OSLO — Norway's chief prosecutor said today that former diplomat Arne Treholt told of being sexually blackmailed into providing nuclear and other military secrets from Norway and NATO to agents of the Soviet Union.
Treholt told interrogators that he attended a private party in Moscow in 1975 that turned into an "orgy," prosecutor Lars Qvigstad said, and later he was confronted with photographs by a Soviet agent who quizzed him on his access to secret material.
In his first presentation in the opening sessions of Treholt's espionage trial today, Qvigstad outlined a long series of contacts after 1975 between Treholt and Soviet agents. He said many details of Treholt's work for the Soviet Union were too sensitive to be disclosed in open court.
Treholt was accused of providing the Soviets with an array of secrets, including NATO nuclear strategies.
Qvigstad described exchanges of documents in Oslo and New York restaurants, in the delegates' lounge and library of the United Nations, and in a jogging park near the Norwegian capital.
Earlier, Treholt, a former Foreign Ministry spokesman, stood in the courtroom dock and denied that he had violated Norwegian security laws.
Treholt is accused of giving Soviet agents details of Norwegian and North Atlantic Treaty Organization air defense and warning systems, as well as reports on the defense of Norway's remote border with the Soviet Union.
He also is accused of revealing Western intelligence on the Middle East and Afghanistan to Iraq and the Soviets, and disclosing the contents of talks with Henry Kissinger, Helmut Schmidt and other ranking Western officials in a 10-year espionage career.
The charges, made public for the first time today, were included in a 15-page list read at the opening of Treholt's trial before a panel of judges.
The personable and polished Treholt, 42, once considered one of the country's fastest rising diplomats, has been in custody since his arrest at Oslo's airport on Jan. 20, 1984. Police said he was preparing to leave Norway with 66 NATO and other documents he planned to give Soviet agents in Vienna.
He faces a possible sentence of up to 20 years in prison.
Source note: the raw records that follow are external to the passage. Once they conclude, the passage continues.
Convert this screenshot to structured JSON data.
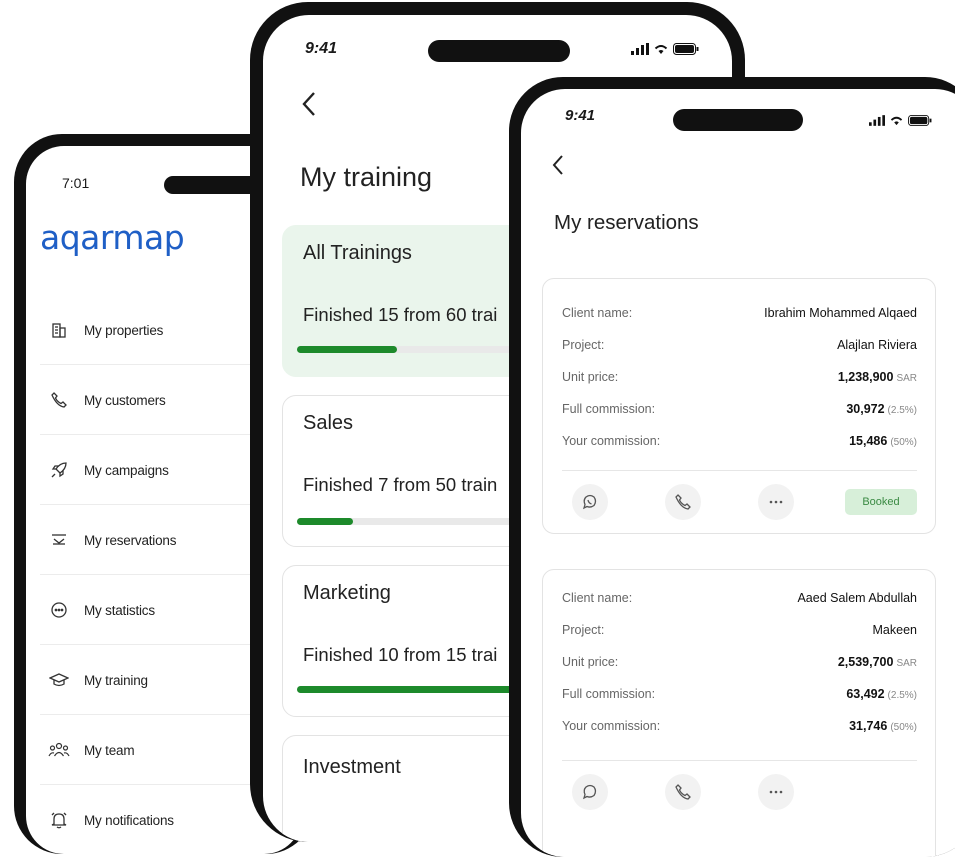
{
  "menu_screen": {
    "time": "7:01",
    "logo": "aqarmap",
    "items": [
      {
        "label": "My properties",
        "icon": "building-icon"
      },
      {
        "label": "My customers",
        "icon": "phone-icon"
      },
      {
        "label": "My campaigns",
        "icon": "rocket-icon"
      },
      {
        "label": "My reservations",
        "icon": "reservations-icon"
      },
      {
        "label": "My statistics",
        "icon": "chat-icon"
      },
      {
        "label": "My training",
        "icon": "graduation-cap-icon"
      },
      {
        "label": "My team",
        "icon": "team-icon"
      },
      {
        "label": "My notifications",
        "icon": "bell-icon"
      }
    ]
  },
  "training_screen": {
    "time": "9:41",
    "title": "My training",
    "cards": [
      {
        "name": "All Trainings",
        "progress_text": "Finished 15 from 60 trai",
        "progress": 0.25
      },
      {
        "name": "Sales",
        "progress_text": "Finished 7 from 50 train",
        "progress": 0.14
      },
      {
        "name": "Marketing",
        "progress_text": "Finished 10 from 15 trai",
        "progress": 0.67
      },
      {
        "name": "Investment"
      }
    ]
  },
  "reservations_screen": {
    "time": "9:41",
    "title": "My reservations",
    "labels": {
      "client": "Client name:",
      "project": "Project:",
      "unit_price": "Unit price:",
      "full_commission": "Full commission:",
      "your_commission": "Your commission:"
    },
    "reservations": [
      {
        "client_name": "Ibrahim  Mohammed Alqaed",
        "project": "Alajlan Riviera",
        "unit_price": "1,238,900",
        "currency": "SAR",
        "full_commission": "30,972",
        "full_commission_pct": "(2.5%)",
        "your_commission": "15,486",
        "your_commission_pct": "(50%)",
        "status": "Booked"
      },
      {
        "client_name": "Aaed Salem Abdullah",
        "project": "Makeen",
        "unit_price": "2,539,700",
        "currency": "SAR",
        "full_commission": "63,492",
        "full_commission_pct": "(2.5%)",
        "your_commission": "31,746",
        "your_commission_pct": "(50%)"
      }
    ],
    "action_icons": [
      "whatsapp-icon",
      "phone-icon",
      "more-icon"
    ]
  },
  "colors": {
    "brand": "#1f5fc6",
    "progress": "#1d8a2b",
    "active_card": "#eaf5ec",
    "booked_bg": "#d7efd9",
    "booked_text": "#3a8a43"
  }
}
The trial is expected to last at least five weeks.
Norwegian newspapers have quoted him as saying in a letter smuggled out of prison that he was not a spy but an "unorthodox diplomat" trying to improve Soviet understanding of Norwegian national interests.